While discussions have the potential to provide avenues for exploration and analysis, they are also unpredictable in nature as instructors are tasked with surrendering a certain degree of control. The goal of this workshop is to provide numerous resources and opportunities to practice evidence-based strategies to engage both you and your learners dynamically via the co-creative process of educational discussions.

Mini Writing Retreat
Friday, October 28, 8-11am
200A, Scott Memorial Library or Zoom
REGISTER HERE

Join us at our half-day writing retreat, devoted solely to your writing projects. Most importantly, you’ll get quiet time to write. We’ll also have a writing consultant and librarian available to answer writing and research questions, help you find materials, talk over your journal choice, edit your work, or just read what you have so far.

Getting Started with Systematic Reviews and Meta-Analyses
Tuesday, November 15, 12-1pm
200A, Scott Memorial Library or Zoom
REGISTER HERE

Are you interested in doing a systematic review? Do you want to learn what type of review can best fit your research needs? Do you have questions about the process of conducting a review?

This workshop will start with a brief overview of systematic reviews and other types of reviews. The workshop will then go over resources and services the library has available to support review projects.

Inclusive Scholarly Writing
Wednesday, November 16, 12-1pm
200A, Scott Memorial Library or Zoom
REGISTER HERE

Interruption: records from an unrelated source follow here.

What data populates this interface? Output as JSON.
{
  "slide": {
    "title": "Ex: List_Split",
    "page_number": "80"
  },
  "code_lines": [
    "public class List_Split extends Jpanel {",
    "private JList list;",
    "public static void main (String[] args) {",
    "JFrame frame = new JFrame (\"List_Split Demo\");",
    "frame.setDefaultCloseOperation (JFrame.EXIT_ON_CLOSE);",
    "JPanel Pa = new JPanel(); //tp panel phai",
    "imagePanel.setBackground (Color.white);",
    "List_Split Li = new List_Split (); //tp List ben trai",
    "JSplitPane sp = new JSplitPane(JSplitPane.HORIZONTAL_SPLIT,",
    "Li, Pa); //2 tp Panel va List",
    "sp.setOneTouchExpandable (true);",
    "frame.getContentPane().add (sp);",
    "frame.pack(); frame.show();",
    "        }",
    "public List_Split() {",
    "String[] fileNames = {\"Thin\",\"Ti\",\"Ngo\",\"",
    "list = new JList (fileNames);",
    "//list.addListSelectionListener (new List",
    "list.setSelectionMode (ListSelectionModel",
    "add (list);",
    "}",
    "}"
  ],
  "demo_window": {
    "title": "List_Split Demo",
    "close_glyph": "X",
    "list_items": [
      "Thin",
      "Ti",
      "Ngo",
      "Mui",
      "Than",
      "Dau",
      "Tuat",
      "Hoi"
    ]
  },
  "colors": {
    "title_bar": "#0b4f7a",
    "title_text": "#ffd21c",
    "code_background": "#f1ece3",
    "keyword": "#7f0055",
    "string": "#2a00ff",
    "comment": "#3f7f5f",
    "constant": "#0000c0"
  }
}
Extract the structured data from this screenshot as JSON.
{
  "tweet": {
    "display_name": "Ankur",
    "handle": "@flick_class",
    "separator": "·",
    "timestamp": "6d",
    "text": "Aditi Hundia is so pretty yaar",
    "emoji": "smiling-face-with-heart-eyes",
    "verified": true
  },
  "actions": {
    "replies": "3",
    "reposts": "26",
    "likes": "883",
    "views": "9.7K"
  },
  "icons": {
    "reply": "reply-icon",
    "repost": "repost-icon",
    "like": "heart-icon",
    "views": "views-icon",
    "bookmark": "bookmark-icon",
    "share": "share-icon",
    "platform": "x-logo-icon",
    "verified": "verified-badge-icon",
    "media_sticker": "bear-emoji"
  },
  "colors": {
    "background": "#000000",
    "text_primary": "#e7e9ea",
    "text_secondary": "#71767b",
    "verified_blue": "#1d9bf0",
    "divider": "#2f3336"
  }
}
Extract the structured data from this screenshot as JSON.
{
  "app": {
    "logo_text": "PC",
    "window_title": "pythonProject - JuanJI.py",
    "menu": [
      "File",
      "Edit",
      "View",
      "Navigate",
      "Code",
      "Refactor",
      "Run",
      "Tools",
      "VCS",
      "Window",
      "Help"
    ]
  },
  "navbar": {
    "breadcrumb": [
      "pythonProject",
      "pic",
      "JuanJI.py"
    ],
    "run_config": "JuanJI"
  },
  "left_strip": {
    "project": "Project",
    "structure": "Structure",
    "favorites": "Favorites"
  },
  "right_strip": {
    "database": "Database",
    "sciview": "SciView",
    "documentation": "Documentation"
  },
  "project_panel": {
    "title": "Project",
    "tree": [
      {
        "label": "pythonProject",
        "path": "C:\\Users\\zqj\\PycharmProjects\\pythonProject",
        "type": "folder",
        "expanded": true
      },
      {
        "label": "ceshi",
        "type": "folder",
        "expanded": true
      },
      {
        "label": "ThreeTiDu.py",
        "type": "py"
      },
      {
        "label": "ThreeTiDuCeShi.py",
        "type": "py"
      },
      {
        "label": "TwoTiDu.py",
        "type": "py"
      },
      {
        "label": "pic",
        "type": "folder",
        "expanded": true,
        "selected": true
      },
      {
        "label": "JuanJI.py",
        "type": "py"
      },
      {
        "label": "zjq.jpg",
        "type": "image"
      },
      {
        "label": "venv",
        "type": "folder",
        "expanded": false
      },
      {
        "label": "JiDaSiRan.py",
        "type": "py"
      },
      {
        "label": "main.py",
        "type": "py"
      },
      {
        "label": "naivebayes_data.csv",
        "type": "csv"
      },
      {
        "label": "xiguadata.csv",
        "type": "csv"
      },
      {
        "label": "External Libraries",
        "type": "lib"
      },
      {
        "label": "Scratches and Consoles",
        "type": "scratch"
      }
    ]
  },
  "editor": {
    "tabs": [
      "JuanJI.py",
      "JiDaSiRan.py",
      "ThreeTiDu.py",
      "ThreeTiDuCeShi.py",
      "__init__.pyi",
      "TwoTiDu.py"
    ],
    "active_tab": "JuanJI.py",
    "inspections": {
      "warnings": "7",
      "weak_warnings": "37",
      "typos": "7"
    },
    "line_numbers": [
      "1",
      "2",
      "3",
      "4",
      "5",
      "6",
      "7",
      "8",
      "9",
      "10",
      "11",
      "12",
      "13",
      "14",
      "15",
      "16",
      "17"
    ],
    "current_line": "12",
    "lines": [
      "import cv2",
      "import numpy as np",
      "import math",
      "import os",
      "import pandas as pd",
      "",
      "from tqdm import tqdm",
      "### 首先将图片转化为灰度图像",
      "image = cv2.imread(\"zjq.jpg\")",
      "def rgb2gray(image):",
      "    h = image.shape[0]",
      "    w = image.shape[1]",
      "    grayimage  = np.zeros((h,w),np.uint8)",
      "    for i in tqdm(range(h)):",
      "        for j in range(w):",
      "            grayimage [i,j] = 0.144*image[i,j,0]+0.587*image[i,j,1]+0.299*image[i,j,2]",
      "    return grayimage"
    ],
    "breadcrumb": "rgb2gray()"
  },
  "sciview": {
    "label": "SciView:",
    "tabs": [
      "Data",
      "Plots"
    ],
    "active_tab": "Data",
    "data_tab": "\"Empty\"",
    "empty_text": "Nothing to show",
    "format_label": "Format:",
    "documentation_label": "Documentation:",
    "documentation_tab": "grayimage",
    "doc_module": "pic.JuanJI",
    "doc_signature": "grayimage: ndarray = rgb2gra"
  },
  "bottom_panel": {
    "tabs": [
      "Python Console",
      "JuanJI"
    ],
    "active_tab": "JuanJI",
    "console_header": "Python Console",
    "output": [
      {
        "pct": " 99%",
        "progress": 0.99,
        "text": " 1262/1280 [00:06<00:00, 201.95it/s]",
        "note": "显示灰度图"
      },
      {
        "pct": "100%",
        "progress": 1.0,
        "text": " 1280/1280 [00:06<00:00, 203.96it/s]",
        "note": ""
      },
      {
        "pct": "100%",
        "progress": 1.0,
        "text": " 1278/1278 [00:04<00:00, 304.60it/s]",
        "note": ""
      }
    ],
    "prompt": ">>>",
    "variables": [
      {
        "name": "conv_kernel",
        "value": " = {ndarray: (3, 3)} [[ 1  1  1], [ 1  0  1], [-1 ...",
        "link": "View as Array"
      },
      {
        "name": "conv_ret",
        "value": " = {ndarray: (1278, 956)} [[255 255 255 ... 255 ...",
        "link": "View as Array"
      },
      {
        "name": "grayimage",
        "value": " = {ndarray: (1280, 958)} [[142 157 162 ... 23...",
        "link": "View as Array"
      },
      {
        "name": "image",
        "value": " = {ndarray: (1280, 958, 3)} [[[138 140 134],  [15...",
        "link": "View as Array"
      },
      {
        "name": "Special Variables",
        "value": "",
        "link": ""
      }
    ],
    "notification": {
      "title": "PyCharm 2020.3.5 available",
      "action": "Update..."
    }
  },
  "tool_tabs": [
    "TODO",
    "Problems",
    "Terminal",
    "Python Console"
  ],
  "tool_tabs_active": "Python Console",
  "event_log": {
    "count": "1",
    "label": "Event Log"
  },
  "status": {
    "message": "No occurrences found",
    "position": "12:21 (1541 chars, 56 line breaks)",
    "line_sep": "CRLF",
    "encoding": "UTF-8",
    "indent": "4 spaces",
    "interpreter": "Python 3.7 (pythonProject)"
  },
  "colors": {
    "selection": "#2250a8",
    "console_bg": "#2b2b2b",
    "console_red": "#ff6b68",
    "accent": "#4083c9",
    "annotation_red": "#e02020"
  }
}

Have you ever paused while drafting a scholarly paper because you’re uncertain of the most inclusive, contemporary terminology to employ for a participant’s, individual’s, or group’s identity? When publishing, being conscious of the weight and power these terms hold is crucial, but staying up to date can be difficult as language is constantly evolving. In this workshop, we will discuss current industry standards and directions for terms involving race, gender, disability, and other identities. You will also learn how to navigate journal expectations, particularly when they might contradict current social norms or personal preferences.

Mini Writing Retreat
Friday, December 2, 8-11am
200A, Scott Memorial Library or Zoom
REGISTER HERE

Join us at our half-day writing retreat, devoted solely to your writing projects. Most importantly, you’ll get quiet time to write. We’ll also have a writing consultant and librarian available to answer writing and research questions, help you find materials, talk over your journal choice, edit your work, or just read what you have so far.